  • Grey, C.G. (1972). Jane's All the World's Aircraft 1938. London: David & Charles. ISBN 0-7153-5734-4. 
  • Gunston, Bill (1989). World Encyclopaedia of Aero Engines (2 ed.). Wellingborough: Patrick Stephens Ltd. ISBN 1-85260-163-9. 
  • Janić, Čedomir; O. Petrović (2011). Short History of Aviation in Serbia. Beograd: Aerokomunikacije. ISBN 978-86-913973-2-6. 
  • Станојевић, Драгољуб.; Чедомир Јанић (January 1982). Животни пут и дело једног великана нашег ваздухопловства - светао пример и узор нараштајима. Машинство (in Serbian) (YU-Београд: Савез инжењера и техничара Југославије) 31: 1867–1876. 
  • Петровић, Огњан М. (March 2004). "Војни аероплани Краљевине СХС/Југославије (Део II: 1931–1941.)". Лет - Flight (in Serbian) (YU-Београд: Музеј југословенског ваздухопловства) 3: 58–59. ISSN 1450-684X.  |chapter= ignored (help)
  • Jovannović, dr. Branislav (2002). "Vazduhoplovna industrija Jugoslavije (I)". Аеромагазин (in Serbian) (YU-Београд: Аеромагазин). Бр.52: pр. 26–28. ISSN:.  |chapter= ignored (help)
  • Оштрић, Шиме; М. Мицевски (14-27. септембра 2007.). Летећи Чунови: Чамци који лете - летјелице које плове (in Serbian). SRB-Београд: Галерија '73.  Check date values in: |date= (help)

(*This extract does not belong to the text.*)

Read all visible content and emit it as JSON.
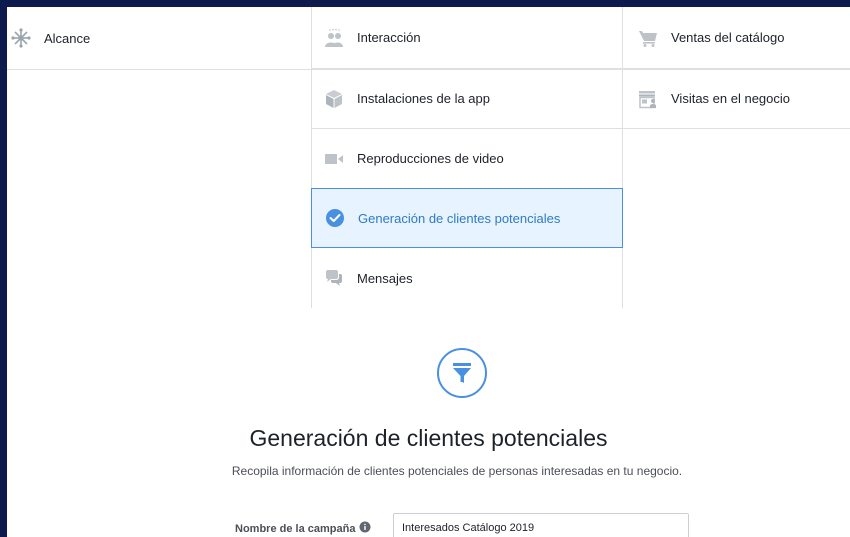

  • Isaić, Vladimir; Frka Danijel (2010). Naval Aviation at the eastern coast of the Adriatic Sea 1918-1941 Volume 1. Zagreb: Tko zna zna. ISBN 978-953-97564-6-6. 

External links[edit]